- [What is being asked]: Everything from the line containing "Parse this screenshot: output" to the last line of the entries must be reproduced exactly, and nothing outside that range.
:: Record extracts ::
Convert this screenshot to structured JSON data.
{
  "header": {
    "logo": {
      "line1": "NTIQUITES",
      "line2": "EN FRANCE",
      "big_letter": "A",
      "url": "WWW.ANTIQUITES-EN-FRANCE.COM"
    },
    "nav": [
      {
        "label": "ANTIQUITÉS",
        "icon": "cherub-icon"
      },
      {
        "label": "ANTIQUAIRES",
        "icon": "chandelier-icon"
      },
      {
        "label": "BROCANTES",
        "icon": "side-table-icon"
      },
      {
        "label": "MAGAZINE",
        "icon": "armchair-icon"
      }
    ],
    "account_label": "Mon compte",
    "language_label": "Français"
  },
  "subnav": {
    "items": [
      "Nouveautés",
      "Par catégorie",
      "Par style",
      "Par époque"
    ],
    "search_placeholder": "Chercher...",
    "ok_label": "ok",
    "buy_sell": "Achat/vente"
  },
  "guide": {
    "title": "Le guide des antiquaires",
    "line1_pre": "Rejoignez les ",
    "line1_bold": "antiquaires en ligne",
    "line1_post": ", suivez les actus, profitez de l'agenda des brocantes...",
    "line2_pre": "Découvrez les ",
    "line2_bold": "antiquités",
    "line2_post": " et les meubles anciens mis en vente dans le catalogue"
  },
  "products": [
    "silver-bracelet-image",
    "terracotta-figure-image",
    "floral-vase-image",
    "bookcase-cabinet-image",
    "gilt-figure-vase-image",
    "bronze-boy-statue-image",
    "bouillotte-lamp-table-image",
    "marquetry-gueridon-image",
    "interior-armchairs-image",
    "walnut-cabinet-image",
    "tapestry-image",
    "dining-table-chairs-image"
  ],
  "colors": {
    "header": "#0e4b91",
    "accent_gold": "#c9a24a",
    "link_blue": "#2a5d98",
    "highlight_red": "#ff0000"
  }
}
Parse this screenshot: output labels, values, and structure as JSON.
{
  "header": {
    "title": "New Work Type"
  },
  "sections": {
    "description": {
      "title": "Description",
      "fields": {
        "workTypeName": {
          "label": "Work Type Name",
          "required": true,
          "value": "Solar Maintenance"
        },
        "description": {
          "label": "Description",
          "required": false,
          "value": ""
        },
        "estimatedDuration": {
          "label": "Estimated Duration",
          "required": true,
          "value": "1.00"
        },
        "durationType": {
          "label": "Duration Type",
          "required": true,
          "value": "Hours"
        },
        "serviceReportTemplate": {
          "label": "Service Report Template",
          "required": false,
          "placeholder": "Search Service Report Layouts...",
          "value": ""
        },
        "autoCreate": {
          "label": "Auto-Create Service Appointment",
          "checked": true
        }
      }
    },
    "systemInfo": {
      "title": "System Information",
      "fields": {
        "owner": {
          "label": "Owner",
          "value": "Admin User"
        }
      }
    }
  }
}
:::
- [Task result]:
Parse this screenshot: output labels, values, and structure as JSON.
{
  "header": {
    "title": "New Work Type"
  },
  "sections": {
    "description": {
      "title": "Description",
      "fields": {
        "workTypeName": {
          "label": "Work Type Name",
          "required": true,
          "value": "Solar Maintenance"
        },
        "description": {
          "label": "Description",
          "required": false,
          "value": ""
        },
        "estimatedDuration": {
          "label": "Estimated Duration",
          "required": true,
          "value": "1.00"
        },
        "durationType": {
          "label": "Duration Type",
          "required": true,
          "value": "Hours"
        },
        "serviceReportTemplate": {
          "label": "Service Report Template",
          "required": false,
          "placeholder": "Search Service Report Layouts...",
          "value": ""
        },
        "autoCreate": {
          "label": "Auto-Create Service Appointment",
          "checked": true
        }
      }
    },
    "systemInfo": {
      "title": "System Information",
      "fields": {
        "owner": {
          "label": "Owner",
          "value": "Admin User"
        }
      }
    }
  }
}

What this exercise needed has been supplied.